If unchecked, the disproportionate effects of the pandemic on academic productivity among women physicians could further exacerbate disparities and burnout in medicine. The effects of the pandemic could jeopardize the careers of trainees hoping to become junior faculty. Prior to the pandemic, 22.6 percent of women physicians (compared to 3.6 percent of men physicians) were no longer working full time within six years of completing clinical training, and that proportion was even higher among women with children.
Those who are now at the start of their careers are particularly susceptible to pandemic impacts on academic productivity coinciding with intense pressure to generate publications and funding. Compounding this, many have struggled to find jobs due to faculty searches being paused or cancelled by universities due to financial uncertainties. For those at mid-career, the barriers to promotion and advancement into leadership ranks already contribute to the “invisibility” of mid-career women. The risks are especially high for women belonging to minority groups underrepresented in medicine, who are already more likely to leave academic medicine.

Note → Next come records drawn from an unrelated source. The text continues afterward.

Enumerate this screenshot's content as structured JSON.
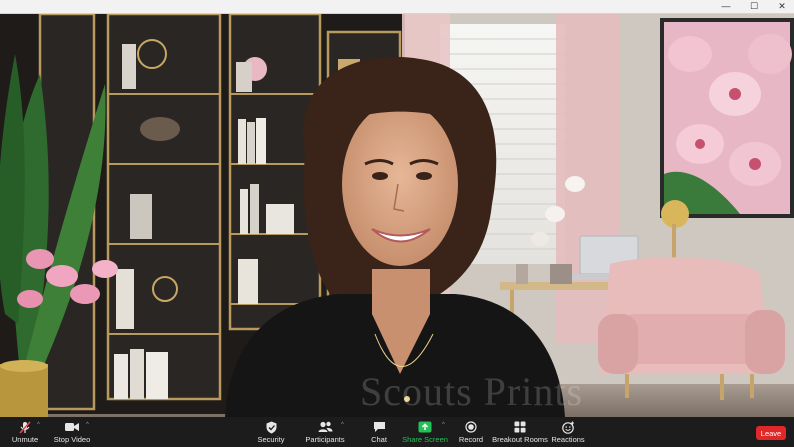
{
  "window": {
    "minimize_glyph": "—",
    "maximize_glyph": "☐",
    "close_glyph": "✕"
  },
  "video": {
    "watermark": "Scouts Prints"
  },
  "toolbar": {
    "unmute": "Unmute",
    "stop_video": "Stop Video",
    "security": "Security",
    "participants": "Participants",
    "chat": "Chat",
    "share_screen": "Share Screen",
    "record": "Record",
    "breakout_rooms": "Breakout Rooms",
    "reactions": "Reactions",
    "leave": "Leave",
    "chevron": "^"
  },
  "colors": {
    "toolbar_bg": "#1c1c1c",
    "share_green": "#25c057",
    "leave_red": "#e02828",
    "muted_red": "#e5484d"
  },
  "icons": [
    "microphone-muted-icon",
    "video-camera-icon",
    "shield-icon",
    "participants-icon",
    "chat-bubble-icon",
    "share-screen-icon",
    "record-icon",
    "breakout-rooms-icon",
    "reactions-icon"
  ]
}
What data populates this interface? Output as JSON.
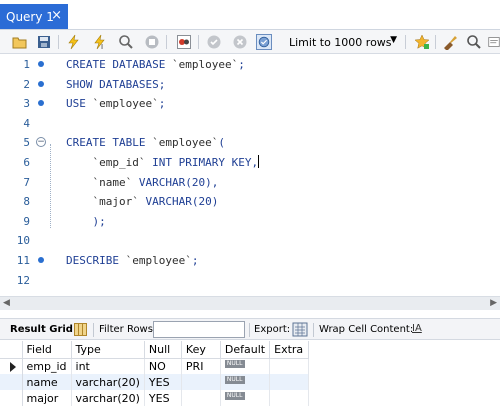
{
  "tab": {
    "title": "Query 1",
    "close": "×"
  },
  "toolbar": {
    "limit_label": "Limit to 1000 rows",
    "icons": [
      "open-file",
      "save",
      "execute",
      "execute-current",
      "explain",
      "stop",
      "toggle-continue",
      "commit",
      "rollback",
      "autocommit",
      "beautify",
      "find",
      "wrap"
    ]
  },
  "editor": {
    "lines": [
      {
        "n": "1",
        "marker": "dot",
        "parts": [
          [
            "kw",
            "CREATE DATABASE "
          ],
          [
            "str",
            "`employee`"
          ],
          [
            "kw",
            ";"
          ]
        ]
      },
      {
        "n": "2",
        "marker": "dot",
        "parts": [
          [
            "kw",
            "SHOW DATABASES;"
          ]
        ]
      },
      {
        "n": "3",
        "marker": "dot",
        "parts": [
          [
            "kw",
            "USE "
          ],
          [
            "str",
            "`employee`"
          ],
          [
            "kw",
            ";"
          ]
        ]
      },
      {
        "n": "4",
        "marker": "",
        "parts": []
      },
      {
        "n": "5",
        "marker": "fold",
        "parts": [
          [
            "kw",
            "CREATE TABLE "
          ],
          [
            "str",
            "`employee`"
          ],
          [
            "kw",
            "("
          ]
        ]
      },
      {
        "n": "6",
        "marker": "",
        "parts": [
          [
            "str",
            "    `emp_id`"
          ],
          [
            "kw",
            " INT PRIMARY KEY,"
          ]
        ],
        "caret": true
      },
      {
        "n": "7",
        "marker": "",
        "parts": [
          [
            "str",
            "    `name`"
          ],
          [
            "kw",
            " VARCHAR(20),"
          ]
        ]
      },
      {
        "n": "8",
        "marker": "",
        "parts": [
          [
            "str",
            "    `major`"
          ],
          [
            "kw",
            " VARCHAR(20)"
          ]
        ]
      },
      {
        "n": "9",
        "marker": "",
        "parts": [
          [
            "kw",
            "    );"
          ]
        ]
      },
      {
        "n": "10",
        "marker": "",
        "parts": []
      },
      {
        "n": "11",
        "marker": "dot",
        "parts": [
          [
            "kw",
            "DESCRIBE "
          ],
          [
            "str",
            "`employee`"
          ],
          [
            "kw",
            ";"
          ]
        ]
      },
      {
        "n": "12",
        "marker": "",
        "parts": []
      }
    ]
  },
  "result_toolbar": {
    "result_grid": "Result Grid",
    "filter_rows": "Filter Rows:",
    "filter_value": "",
    "export": "Export:",
    "wrap_cell": "Wrap Cell Content:",
    "wrap_icon": "IA"
  },
  "result": {
    "columns": [
      "Field",
      "Type",
      "Null",
      "Key",
      "Default",
      "Extra"
    ],
    "rows": [
      {
        "Field": "emp_id",
        "Type": "int",
        "Null": "NO",
        "Key": "PRI",
        "Default": "NULL",
        "Extra": ""
      },
      {
        "Field": "name",
        "Type": "varchar(20)",
        "Null": "YES",
        "Key": "",
        "Default": "NULL",
        "Extra": ""
      },
      {
        "Field": "major",
        "Type": "varchar(20)",
        "Null": "YES",
        "Key": "",
        "Default": "NULL",
        "Extra": ""
      }
    ]
  }
}
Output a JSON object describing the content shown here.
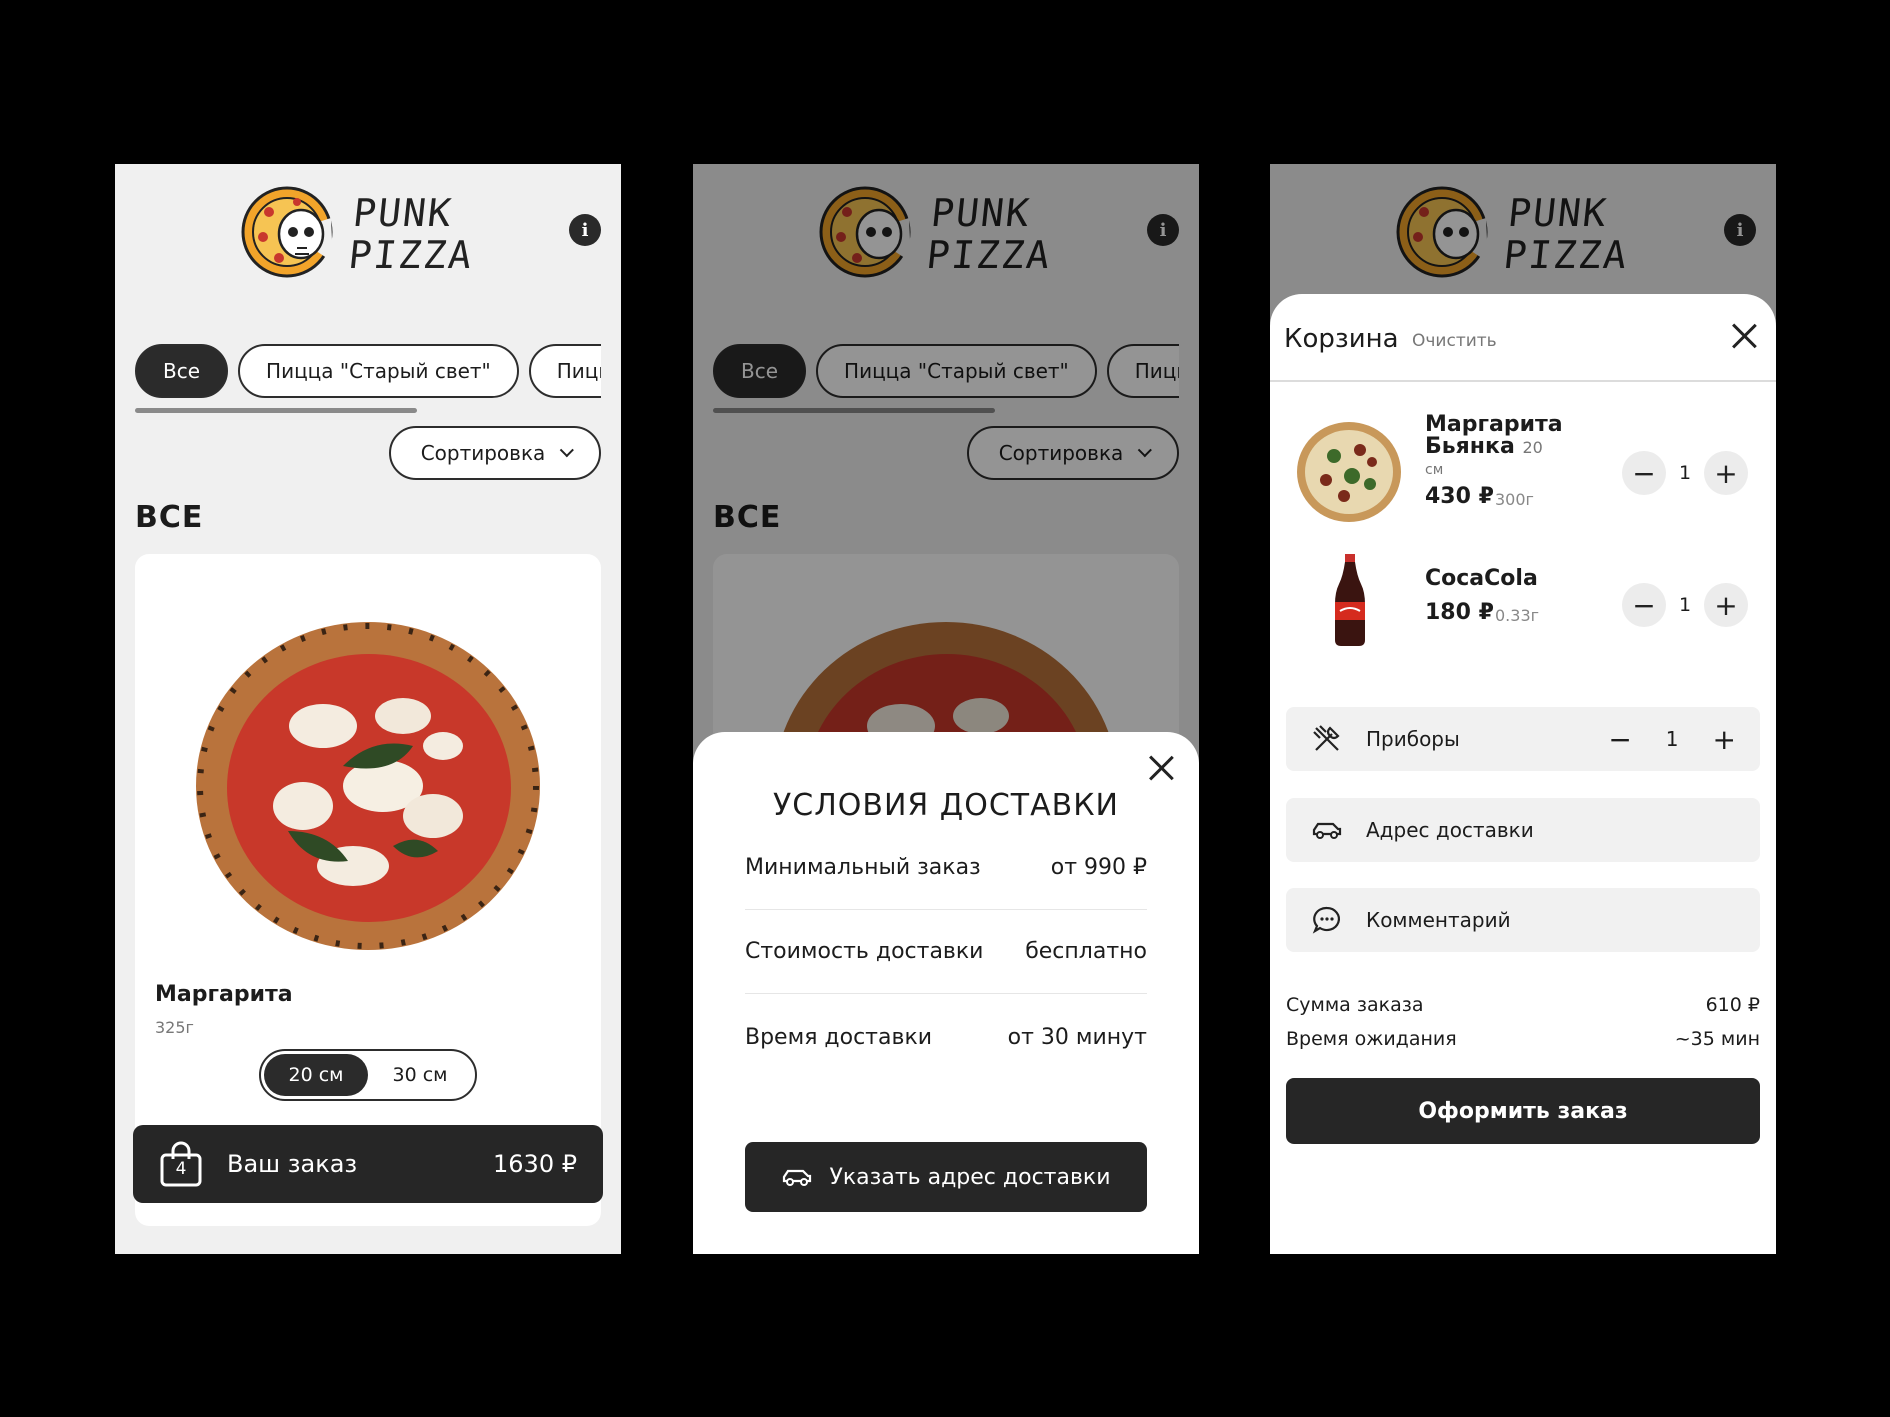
{
  "brand": {
    "line1": "PUNK",
    "line2": "PIZZA"
  },
  "info_label": "i",
  "categories": [
    "Все",
    "Пицца \"Старый свет\"",
    "Пицца"
  ],
  "sort_label": "Сортировка",
  "section_title": "ВСЕ",
  "product": {
    "name": "Маргарита",
    "weight": "325г",
    "sizes": [
      "20 см",
      "30 см"
    ],
    "selected_size": "20 см"
  },
  "order_bar": {
    "count": "4",
    "label": "Ваш заказ",
    "total": "1630 ₽"
  },
  "delivery": {
    "title": "УСЛОВИЯ ДОСТАВКИ",
    "rows": [
      {
        "label": "Минимальный заказ",
        "value": "от 990 ₽"
      },
      {
        "label": "Стоимость доставки",
        "value": "бесплатно"
      },
      {
        "label": "Время доставки",
        "value": "от 30 минут"
      }
    ],
    "cta": "Указать адрес доставки"
  },
  "cart": {
    "title": "Корзина",
    "clear": "Очистить",
    "items": [
      {
        "name_line1": "Маргарита",
        "name_line2": "Бьянка",
        "size_num": "20",
        "size_unit": "см",
        "price": "430 ₽",
        "weight": "300г",
        "qty": "1"
      },
      {
        "name_line1": "CocaCola",
        "price": "180 ₽",
        "weight": "0.33г",
        "qty": "1"
      }
    ],
    "cutlery": {
      "label": "Приборы",
      "qty": "1"
    },
    "address_label": "Адрес доставки",
    "comment_label": "Комментарий",
    "sum_label": "Сумма заказа",
    "sum_value": "610 ₽",
    "wait_label": "Время ожидания",
    "wait_value": "~35 мин",
    "checkout": "Оформить заказ"
  },
  "stepper_minus": "−",
  "stepper_plus": "+"
}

What can be done to mitigate the effects of the COVID-19 pandemic on women in academic medicine? Several months into the pandemic, the Department of Medicine held listening groups with women assistant and associate professors. We heard about challenges at work – grants drained to pay for salaries despite stoppage of work during the early months of lockdown, increased competition for funding, increased time spent on clinical duties and mentoring/supporting trainees, and staffing issues due to international travel and immigration restrictions. We also heard about challenges at home – lack of accessible and affordable quality childcare, financial stresses from job losses, and competing demands of caregiving and online schooling. Most importantly, we heard about potential solutions – flexible funding that could be used for caregiving, tutoring or housework; increased administrative support for writing manuscripts and submitting funding applications; and increased awareness among promotion and tenure committees of the disproportionate impact of the pandemic on women.

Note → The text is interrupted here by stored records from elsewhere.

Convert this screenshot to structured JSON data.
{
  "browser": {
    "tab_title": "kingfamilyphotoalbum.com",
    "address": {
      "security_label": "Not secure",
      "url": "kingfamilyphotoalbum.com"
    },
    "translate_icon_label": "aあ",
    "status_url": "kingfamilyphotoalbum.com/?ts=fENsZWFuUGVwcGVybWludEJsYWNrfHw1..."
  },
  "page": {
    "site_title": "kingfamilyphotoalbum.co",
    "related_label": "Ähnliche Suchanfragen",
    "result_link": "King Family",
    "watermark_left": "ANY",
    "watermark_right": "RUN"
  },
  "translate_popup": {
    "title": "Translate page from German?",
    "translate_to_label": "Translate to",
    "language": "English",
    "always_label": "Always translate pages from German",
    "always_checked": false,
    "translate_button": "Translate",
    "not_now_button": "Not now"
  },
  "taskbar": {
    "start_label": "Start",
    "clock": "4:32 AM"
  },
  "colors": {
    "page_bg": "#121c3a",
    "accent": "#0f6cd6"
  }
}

The inequities highlighted by the pandemic have given us the opportunity to think critically about the status quo. This is our opportunity to recognize the barriers to gender equity in academic medicine and how they have been magnified during the pandemic and to institute meaningful changes. Although solutions will be institution-specific, potential actions include monitoring pandemic impact on productivity by gender, setting aside (or raising) funds to support caregivers, encouraging COVID-19 impact statements on CVs, and ensuring the inclusion of women on research teams.

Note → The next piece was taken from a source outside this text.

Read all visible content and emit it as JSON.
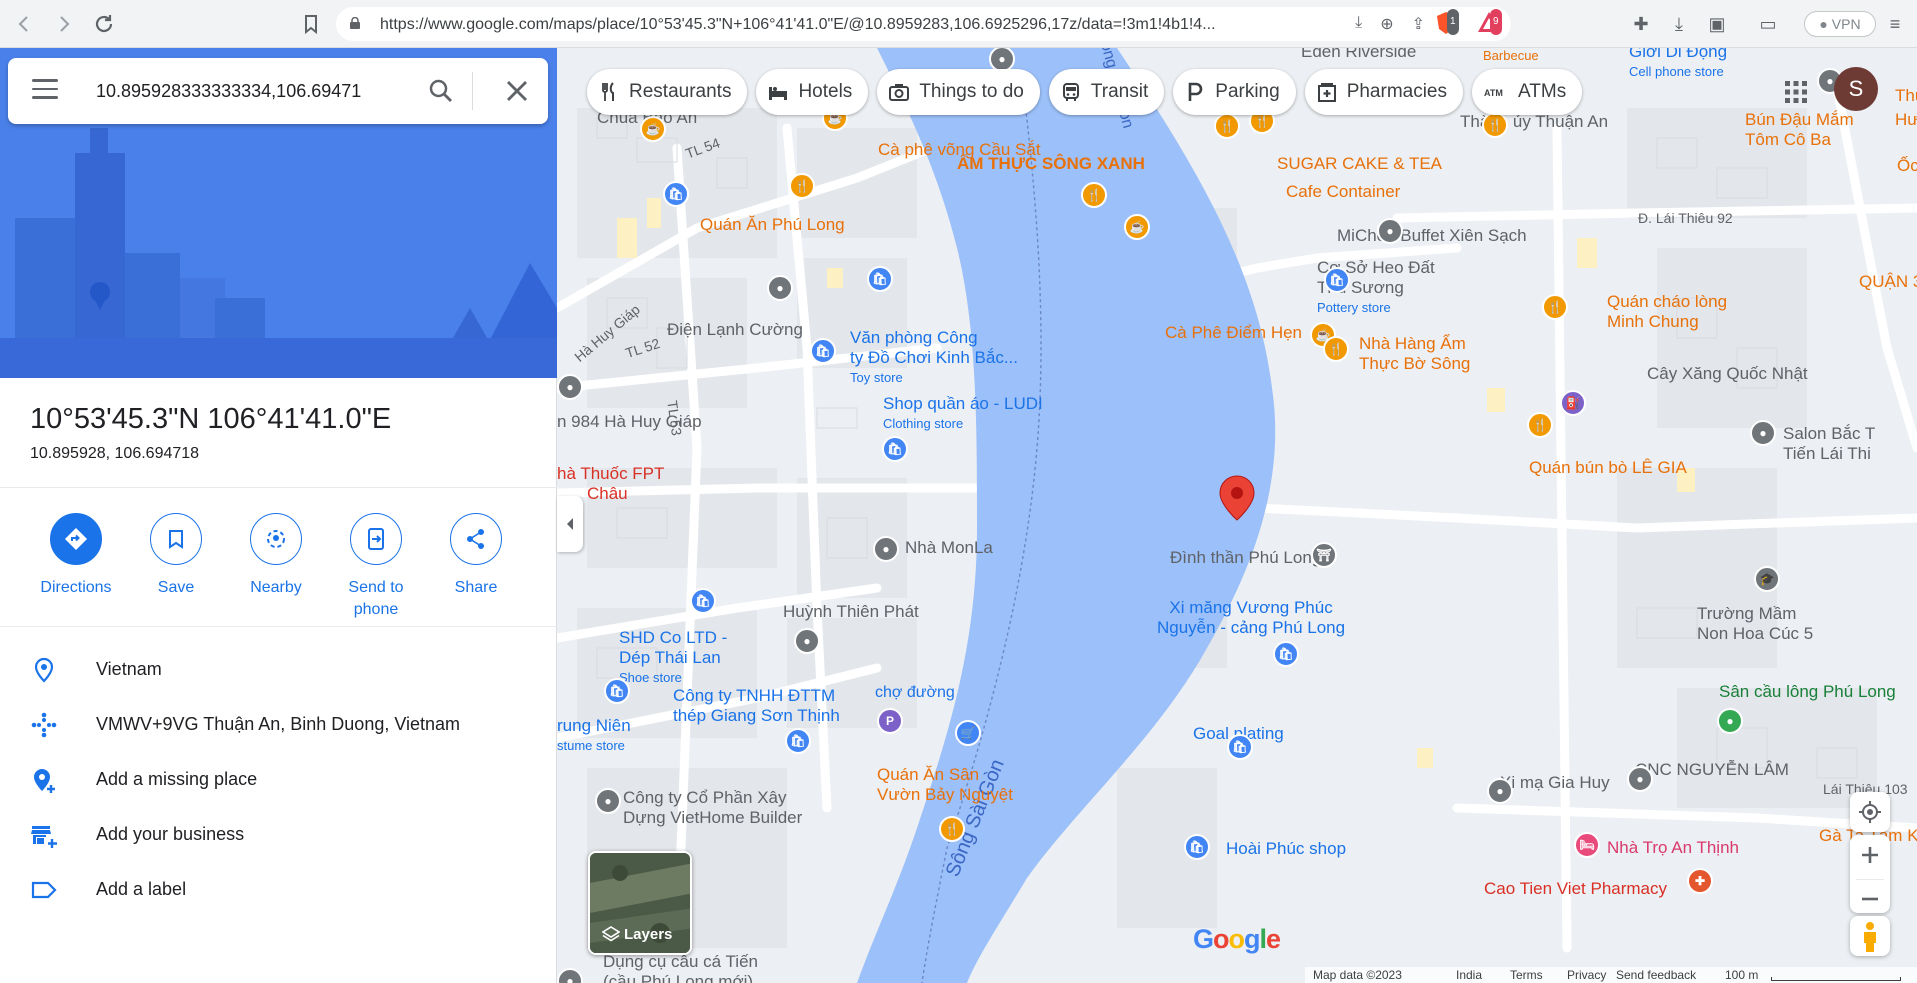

Concordance of patients and their providers with respect to gender and race/ethnicity has been linked to improved patient satisfaction, adherence and health outcomes, so retaining women in medicine directly benefits patients. We simply cannot afford to lose the skills and talent of half of our physician workforce. We must act now.
Joy Wu, MD, PhD, is an associate professor of medicine (endocrinology) and vice chair of basic and translational science in the Department of Medicine.